* _ABOUT THIS EXERCISE_: Only lines containing "data" belong in the answer, each copied from the entries below.

* _THE INPUT_:
Content starts
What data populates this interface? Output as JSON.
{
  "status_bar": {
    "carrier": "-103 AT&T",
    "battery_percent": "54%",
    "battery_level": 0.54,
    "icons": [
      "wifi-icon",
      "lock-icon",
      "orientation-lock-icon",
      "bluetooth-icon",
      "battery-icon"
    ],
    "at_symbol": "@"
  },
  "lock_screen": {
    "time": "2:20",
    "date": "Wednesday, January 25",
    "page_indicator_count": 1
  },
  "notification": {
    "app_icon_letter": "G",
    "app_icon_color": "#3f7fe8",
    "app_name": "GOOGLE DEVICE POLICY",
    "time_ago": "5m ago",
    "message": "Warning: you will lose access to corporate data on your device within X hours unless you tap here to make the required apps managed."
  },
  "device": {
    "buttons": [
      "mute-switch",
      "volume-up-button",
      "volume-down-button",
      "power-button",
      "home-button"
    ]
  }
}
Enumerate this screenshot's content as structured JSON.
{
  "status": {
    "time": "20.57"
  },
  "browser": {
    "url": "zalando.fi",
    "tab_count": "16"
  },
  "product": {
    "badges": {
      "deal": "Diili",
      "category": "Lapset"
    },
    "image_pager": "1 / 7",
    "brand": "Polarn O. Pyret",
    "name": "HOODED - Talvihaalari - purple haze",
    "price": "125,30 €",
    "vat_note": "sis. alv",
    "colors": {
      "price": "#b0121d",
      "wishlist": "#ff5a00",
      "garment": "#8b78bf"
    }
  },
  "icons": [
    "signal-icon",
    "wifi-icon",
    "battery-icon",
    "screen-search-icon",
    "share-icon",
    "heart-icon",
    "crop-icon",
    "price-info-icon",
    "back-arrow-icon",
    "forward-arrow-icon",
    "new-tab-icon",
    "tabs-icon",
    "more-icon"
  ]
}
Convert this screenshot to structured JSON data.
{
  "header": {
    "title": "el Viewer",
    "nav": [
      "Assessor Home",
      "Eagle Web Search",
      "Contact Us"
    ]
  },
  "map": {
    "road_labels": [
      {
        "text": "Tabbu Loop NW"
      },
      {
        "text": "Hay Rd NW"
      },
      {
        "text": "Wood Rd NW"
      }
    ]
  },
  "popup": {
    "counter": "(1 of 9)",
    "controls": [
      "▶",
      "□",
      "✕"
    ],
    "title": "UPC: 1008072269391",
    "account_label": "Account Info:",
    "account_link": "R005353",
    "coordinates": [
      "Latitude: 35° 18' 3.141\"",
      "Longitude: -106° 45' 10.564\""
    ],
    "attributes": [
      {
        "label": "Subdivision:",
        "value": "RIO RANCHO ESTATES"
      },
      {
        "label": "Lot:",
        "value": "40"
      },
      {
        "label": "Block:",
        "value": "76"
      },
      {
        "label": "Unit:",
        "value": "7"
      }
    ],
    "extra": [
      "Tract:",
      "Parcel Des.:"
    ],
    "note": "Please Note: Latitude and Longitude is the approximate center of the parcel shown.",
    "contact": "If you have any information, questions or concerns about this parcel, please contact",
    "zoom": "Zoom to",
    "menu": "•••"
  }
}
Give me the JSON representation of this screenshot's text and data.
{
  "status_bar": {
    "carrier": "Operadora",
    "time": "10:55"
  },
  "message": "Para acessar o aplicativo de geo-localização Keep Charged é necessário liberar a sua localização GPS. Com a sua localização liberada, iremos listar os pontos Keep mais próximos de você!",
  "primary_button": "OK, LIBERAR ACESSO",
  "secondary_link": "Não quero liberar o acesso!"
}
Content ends
* _SOLUTION TO THIS PROBLEM_:
What data populates this interface? Output as JSON.
    "message": "Warning: you will lose access to corporate data on your device within X hours unless you tap here to make the required apps managed."
Convert this screenshot to structured JSON data.
Give me the JSON representation of this screenshot's text and data.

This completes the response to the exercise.